Every single business in Beirut has been affected by yesterday's deadly blast, Lebanon's Economy Minister Raoul Nehme said.

“There is not one apartment in Beirut that wasn’t impacted, not one businesses that wasn’t impacted – whether the storefront of the goods” he said. 

”The impact on the economy is massive and the port has been practically erased,” Nehme told CNBC Arabia in an interview Wednesday, adding it was too soon to fully gauge the scale of the damage on the economy. 

“No one can know the numbers right now. One billion [dollars], two billion, three, five, ten – we can’t know. It’s too soon. But it’s very high and more than our capacity,” he added. 

He said the government’s priority was to secure people’s basic necessities – mainly food but also supplies to help repair the extensive damage to homes and infrastructure across the city. 

9:58 a.m. ET, August 5, 2020

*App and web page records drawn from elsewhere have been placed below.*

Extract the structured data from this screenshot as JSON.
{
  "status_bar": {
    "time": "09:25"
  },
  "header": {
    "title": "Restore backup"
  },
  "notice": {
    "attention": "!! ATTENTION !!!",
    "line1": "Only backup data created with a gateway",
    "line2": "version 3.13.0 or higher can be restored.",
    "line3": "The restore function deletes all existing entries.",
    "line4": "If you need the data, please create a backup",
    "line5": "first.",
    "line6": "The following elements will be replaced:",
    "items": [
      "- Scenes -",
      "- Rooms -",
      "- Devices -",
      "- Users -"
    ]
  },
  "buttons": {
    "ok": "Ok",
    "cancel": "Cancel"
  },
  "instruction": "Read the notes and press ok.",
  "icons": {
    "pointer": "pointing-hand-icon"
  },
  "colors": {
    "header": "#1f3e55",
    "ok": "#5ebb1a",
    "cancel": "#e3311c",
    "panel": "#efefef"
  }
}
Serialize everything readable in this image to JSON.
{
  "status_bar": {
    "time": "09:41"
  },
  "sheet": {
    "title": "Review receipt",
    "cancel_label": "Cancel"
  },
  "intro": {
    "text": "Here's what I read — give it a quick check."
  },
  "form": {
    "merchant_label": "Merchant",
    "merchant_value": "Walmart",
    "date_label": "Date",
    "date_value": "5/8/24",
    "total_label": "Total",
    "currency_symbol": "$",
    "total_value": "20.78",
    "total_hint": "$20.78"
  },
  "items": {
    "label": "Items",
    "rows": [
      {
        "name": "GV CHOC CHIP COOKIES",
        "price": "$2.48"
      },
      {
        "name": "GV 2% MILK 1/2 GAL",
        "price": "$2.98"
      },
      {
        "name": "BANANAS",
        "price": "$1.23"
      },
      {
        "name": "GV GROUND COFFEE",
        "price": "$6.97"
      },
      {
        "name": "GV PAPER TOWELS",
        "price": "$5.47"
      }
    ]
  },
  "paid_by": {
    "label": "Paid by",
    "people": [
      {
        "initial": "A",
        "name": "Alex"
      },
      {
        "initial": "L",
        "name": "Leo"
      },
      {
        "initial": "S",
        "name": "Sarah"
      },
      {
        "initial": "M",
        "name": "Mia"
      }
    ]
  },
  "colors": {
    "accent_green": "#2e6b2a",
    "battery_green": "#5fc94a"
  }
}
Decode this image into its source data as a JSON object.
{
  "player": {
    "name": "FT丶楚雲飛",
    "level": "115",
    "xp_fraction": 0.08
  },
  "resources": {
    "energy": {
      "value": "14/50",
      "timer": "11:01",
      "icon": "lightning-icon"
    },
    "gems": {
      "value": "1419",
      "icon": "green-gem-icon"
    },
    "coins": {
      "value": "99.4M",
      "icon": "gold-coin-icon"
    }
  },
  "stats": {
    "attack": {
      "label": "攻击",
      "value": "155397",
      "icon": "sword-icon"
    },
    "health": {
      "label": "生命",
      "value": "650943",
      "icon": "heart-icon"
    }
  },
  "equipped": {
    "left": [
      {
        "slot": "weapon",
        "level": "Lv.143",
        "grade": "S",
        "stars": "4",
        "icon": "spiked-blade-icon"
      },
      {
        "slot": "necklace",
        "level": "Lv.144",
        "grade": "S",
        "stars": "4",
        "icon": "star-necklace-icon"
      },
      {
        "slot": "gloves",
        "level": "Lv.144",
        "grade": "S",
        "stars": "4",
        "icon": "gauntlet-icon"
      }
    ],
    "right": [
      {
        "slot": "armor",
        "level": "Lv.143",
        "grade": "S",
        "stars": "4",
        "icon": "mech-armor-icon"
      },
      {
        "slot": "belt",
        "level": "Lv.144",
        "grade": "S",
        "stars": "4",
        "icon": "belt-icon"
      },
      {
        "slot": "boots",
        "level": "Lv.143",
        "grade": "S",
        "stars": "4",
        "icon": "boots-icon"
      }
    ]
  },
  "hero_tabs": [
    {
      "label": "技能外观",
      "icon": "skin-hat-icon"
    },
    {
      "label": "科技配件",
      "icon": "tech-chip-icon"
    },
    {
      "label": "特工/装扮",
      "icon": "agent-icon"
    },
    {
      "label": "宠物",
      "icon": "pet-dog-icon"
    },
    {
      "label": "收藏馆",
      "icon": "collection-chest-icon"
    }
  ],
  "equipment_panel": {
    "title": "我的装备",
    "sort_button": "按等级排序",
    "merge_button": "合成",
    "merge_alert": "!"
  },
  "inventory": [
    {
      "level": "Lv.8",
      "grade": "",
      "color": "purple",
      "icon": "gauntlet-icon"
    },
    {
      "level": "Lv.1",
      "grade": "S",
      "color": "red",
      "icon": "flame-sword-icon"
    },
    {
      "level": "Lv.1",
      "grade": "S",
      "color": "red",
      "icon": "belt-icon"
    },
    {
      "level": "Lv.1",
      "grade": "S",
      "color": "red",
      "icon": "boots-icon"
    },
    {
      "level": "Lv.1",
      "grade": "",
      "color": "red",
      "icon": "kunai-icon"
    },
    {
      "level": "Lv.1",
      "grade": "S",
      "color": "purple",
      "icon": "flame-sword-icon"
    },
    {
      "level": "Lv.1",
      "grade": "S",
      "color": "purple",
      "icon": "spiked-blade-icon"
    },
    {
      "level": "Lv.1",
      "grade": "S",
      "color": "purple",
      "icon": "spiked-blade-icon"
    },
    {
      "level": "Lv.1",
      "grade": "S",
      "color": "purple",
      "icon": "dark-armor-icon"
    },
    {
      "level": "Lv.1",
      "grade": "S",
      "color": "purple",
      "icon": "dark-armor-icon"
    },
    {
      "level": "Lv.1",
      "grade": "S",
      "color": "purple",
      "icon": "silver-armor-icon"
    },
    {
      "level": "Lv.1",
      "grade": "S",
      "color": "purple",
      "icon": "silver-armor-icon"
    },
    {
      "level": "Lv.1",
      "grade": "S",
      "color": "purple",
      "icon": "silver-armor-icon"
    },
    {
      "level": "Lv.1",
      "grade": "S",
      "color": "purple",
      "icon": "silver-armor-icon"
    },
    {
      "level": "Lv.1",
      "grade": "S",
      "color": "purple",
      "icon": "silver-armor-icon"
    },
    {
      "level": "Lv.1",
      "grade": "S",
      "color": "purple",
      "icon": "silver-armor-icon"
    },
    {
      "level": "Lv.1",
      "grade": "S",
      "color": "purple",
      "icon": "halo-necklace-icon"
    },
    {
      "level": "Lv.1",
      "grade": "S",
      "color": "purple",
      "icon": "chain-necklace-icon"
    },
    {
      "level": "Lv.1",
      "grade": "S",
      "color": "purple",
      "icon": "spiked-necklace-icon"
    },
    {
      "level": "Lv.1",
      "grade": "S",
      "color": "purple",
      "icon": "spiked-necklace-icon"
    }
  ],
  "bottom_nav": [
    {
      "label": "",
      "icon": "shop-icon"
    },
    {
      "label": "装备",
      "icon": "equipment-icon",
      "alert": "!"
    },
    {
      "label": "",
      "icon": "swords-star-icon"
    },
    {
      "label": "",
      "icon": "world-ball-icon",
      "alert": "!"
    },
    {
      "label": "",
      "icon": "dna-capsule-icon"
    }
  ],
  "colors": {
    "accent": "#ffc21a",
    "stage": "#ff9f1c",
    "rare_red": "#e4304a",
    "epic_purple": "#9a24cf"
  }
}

Turkey sends rescue and health care teams to Beirut

From CNN's Gul Tuysuz

Turkey is sending search and rescue teams, health care workers, medical supplies and other urgent humanitarian aid to help in the aftermath of the blast in Beirut, according to the Turkish foreign ministry.

Turkey is also planning on setting up a field hospital, the ministry said in a written statement. 

“We will continue to provide any and all help in solidarity and cooperation with our friendly and brotherly country Lebanon during these times of hardship which we hope they will overcome quickly,” the statement said.  
9:42 a.m. ET, August 5, 2020

Qatar sends medical supplies to Lebanon for explosion victims

From CNN's Jomana Karadsheh

Qatar sent a plane filled with medical supplies to Lebanon to help victims of the Beirut explosion, according to a tweet from the Qatari government.

The first plane arrived today, and the government will send three more carrying equipment for hospitals.

"Following directives by HH the Amir and in support of the Lebanese people, #Qatar has sent its first plane with medical supplies to help treat those injured by yesterday's explosion. This will be followed by 3 more aircraft, carrying equipment for two complete field hospitals," the government tweet read.
9:49 a.m. ET, August 5, 2020

Lebanon’s health sector is suffering from two crises, Covid-19 and explosion aftermath, health minister says

From CNN’s Mohammed Tawfeeq 

A person stands by damaged buildings and vehicles on August 5.
A person stands by damaged buildings and vehicles on August 5. Wael Hamzeh/EPA-EFE/Shutterstock

Lebanon's Health Minister Hamad Hassan said Tuesday’s explosion that killed at least 100 people and wounded 4,000 added to the country's health care system crisis as it has been already struggling with the Covid-19 pandemic.

"We in the health sector are suffering from a crisis in the face of the coronavirus, to which this human and health catastrophe has now been added," Hassan said according to Lebanon’s state-run NNA news.

"It requires everyone to engage positively from politicians, political parties, authorities, and from all friendly and brotherly countries because we suffer from a shortage in the number of beds and a lack of equipment to help injured people and those are in critical conditions," Hassan added.